So what is this "Gift" that I keep writing of? Quite frankly, I am not sure I know. Yet it is no accident, of course, that I am writing of it on Easter. Or perhaps I should say, that I am writing of Him. I remember that, through many of my early questioning and doubting years, I often pondered the question of what was so special about the suffering of this man, Jesus. Undoubtedly, he suffered and died - but certainly many other people have as well, some with deaths that appeared more excruciating and prolonged than his. A new awareness came to me only recently, however. And that is that if Jesus is indeed the Son of God, as Christians believe, his suffering was much, much more.

And herein lies the Gift. Perhaps, just perhaps, God, in Jesus, suffered not just once in time, but is suffering over and over as he chooses to join me in my suffering and to join you in your suffering and everyone else in theirs, now and throughout time. This would mean that he is not a God who watches our pain from afar, but one who out of love, suffers our suffering with us, taking us “by the right hand”. And in so doing, if we are willing, he leads us through to a new level of living where this outpouring of love transforms everyone and everything in its wake. This outpouring of the Holy is, I think, the Gift. It is the Hope we seek. It is the Love we seek. As we begin accepting the Gift, it changes us, gradually or in leaps and bounds, until one day we notice that the Gift is being given through us and we rejoice in our unworthiness... A gift becomes the Gift, as we see that all of the wisdom and hope and beauty and kindness is not from us but from the One who, out of love, has poured himself out. It is given to me and it is given through me. It is given to you and it is given through you.

I realized that I have run the risk of getting far too theological for those among us (all of us?) who are not sure what we believe.

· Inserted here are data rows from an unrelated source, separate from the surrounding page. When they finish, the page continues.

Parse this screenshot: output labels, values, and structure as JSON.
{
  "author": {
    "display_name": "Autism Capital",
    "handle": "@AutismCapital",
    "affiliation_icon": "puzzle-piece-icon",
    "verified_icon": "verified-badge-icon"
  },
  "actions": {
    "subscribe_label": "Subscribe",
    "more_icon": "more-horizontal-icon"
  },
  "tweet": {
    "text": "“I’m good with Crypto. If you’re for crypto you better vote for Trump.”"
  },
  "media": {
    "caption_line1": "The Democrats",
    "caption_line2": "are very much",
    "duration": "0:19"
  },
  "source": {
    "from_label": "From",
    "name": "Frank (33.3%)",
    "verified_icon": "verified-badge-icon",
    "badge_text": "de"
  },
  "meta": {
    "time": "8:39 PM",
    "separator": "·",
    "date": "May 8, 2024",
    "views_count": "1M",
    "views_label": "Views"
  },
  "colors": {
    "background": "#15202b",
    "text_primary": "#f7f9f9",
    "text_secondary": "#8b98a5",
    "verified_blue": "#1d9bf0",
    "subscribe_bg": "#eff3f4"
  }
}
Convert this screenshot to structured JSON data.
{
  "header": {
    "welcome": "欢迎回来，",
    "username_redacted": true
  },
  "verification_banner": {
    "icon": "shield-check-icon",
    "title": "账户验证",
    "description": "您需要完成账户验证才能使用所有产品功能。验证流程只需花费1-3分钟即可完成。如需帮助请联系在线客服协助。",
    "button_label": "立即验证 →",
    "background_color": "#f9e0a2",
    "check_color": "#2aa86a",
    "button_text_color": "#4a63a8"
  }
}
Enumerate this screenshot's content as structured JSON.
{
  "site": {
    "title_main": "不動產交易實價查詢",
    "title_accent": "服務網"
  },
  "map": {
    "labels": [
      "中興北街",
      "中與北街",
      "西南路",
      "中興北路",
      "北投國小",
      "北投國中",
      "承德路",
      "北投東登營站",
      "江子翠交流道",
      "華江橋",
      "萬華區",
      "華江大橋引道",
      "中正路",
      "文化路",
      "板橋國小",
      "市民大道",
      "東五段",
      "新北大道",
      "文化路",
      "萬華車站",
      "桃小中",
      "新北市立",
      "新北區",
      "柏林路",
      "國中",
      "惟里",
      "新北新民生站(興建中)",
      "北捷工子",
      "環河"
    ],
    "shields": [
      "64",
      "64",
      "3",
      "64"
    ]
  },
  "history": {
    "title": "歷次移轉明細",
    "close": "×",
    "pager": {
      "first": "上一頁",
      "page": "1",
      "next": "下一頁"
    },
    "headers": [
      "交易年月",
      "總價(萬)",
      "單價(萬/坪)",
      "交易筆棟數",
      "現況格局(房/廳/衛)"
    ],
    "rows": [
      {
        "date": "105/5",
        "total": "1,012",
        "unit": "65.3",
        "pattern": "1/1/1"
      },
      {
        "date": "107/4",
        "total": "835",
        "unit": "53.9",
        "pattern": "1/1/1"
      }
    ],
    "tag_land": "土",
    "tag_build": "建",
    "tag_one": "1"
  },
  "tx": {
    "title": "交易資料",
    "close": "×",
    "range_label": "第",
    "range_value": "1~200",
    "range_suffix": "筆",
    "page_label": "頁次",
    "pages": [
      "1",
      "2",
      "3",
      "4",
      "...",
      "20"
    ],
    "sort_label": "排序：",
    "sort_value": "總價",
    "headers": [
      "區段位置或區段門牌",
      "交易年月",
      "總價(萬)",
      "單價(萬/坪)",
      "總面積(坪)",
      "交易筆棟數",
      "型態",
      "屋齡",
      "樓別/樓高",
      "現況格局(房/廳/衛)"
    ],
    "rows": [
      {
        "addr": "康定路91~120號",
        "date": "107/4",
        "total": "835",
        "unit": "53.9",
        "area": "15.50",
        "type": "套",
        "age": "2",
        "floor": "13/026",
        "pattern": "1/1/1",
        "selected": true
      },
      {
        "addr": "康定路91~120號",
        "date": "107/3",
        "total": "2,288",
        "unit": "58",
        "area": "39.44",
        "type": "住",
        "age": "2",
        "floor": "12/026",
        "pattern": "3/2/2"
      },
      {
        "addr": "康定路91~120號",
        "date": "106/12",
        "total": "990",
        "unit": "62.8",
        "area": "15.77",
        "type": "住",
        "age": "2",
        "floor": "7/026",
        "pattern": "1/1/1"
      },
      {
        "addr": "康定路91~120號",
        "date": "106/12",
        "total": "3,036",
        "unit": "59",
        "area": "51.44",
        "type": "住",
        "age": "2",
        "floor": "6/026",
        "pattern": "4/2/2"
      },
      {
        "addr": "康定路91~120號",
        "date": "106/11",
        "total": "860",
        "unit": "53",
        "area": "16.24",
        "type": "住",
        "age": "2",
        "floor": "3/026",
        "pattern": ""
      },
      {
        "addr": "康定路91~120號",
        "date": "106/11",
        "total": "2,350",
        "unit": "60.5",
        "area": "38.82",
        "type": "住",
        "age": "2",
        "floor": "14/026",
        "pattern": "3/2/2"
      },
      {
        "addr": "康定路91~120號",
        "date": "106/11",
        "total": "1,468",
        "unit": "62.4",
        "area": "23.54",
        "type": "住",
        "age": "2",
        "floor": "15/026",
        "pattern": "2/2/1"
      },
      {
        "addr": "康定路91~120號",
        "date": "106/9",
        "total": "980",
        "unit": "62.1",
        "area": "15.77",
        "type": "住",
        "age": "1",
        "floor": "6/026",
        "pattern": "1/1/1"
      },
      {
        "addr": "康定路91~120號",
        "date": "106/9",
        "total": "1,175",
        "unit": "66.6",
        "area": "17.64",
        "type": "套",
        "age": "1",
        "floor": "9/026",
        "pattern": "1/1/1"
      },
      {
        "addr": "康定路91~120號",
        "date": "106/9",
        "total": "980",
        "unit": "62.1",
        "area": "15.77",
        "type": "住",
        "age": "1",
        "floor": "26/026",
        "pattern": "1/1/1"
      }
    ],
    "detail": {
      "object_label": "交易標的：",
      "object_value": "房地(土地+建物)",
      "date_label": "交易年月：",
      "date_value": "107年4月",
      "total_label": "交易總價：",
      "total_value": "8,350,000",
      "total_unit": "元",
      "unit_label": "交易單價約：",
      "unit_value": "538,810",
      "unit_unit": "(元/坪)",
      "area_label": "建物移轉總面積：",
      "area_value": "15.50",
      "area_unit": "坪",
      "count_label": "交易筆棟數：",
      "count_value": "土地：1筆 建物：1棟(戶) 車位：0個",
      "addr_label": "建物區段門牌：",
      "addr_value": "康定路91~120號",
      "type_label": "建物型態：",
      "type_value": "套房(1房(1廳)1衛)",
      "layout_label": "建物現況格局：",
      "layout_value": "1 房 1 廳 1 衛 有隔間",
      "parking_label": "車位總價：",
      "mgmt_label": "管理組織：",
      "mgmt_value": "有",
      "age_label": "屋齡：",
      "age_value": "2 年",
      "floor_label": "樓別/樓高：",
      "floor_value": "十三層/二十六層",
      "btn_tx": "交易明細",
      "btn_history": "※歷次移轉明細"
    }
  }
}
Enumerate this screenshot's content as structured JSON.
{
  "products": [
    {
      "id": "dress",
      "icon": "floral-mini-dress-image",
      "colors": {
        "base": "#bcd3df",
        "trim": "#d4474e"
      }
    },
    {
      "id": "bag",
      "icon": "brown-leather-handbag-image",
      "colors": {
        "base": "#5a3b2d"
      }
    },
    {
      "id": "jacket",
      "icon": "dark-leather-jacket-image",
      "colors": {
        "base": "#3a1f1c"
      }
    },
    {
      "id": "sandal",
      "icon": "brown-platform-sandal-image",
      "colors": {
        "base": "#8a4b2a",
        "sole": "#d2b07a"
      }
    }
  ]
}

The beauty of the Gift is that you don't have to know what you believe.

You do not have to be worthy.

You may feel too sad to go on.

You may feel full of rage.

You may feel abandoned by God.

You may feel confused.

You may have made horrible mistakes in your life.

You may feel that there is no one who loves you.

The Gift is still given.

And given ...



the next day

and in a year from now ...

It is always there,

waiting to be accepted

little by little

or all at once.

There is no Easter

unless Easter is every day.

I know that words and pictures and music do not make the difficulty of life go away.

But as you read this,

please know that you are not alone.

Finally, I invite you to pray or meditate or simply listen with an open heart to a beautiful expression of the Gift, a musical celebration of His triumph over death:

(The music that played here has been removed on 5/23/10, the end of the formal Easter Season, per my agreement with the copyright holder. If you have an interest in learning about Taize music and meditation, you may click on this link:

(Thank you to the following people who, without knowing you, offered to share their glimpse of the Gift with you - at no charge and with no strings attached: Caroline Benken for the first two photos, Janis McGowan for the following four photos, and the Taize Community for granting permission to play their copyrighted music on this site through the Easter season - special thanks to Sabina for facilitating that...)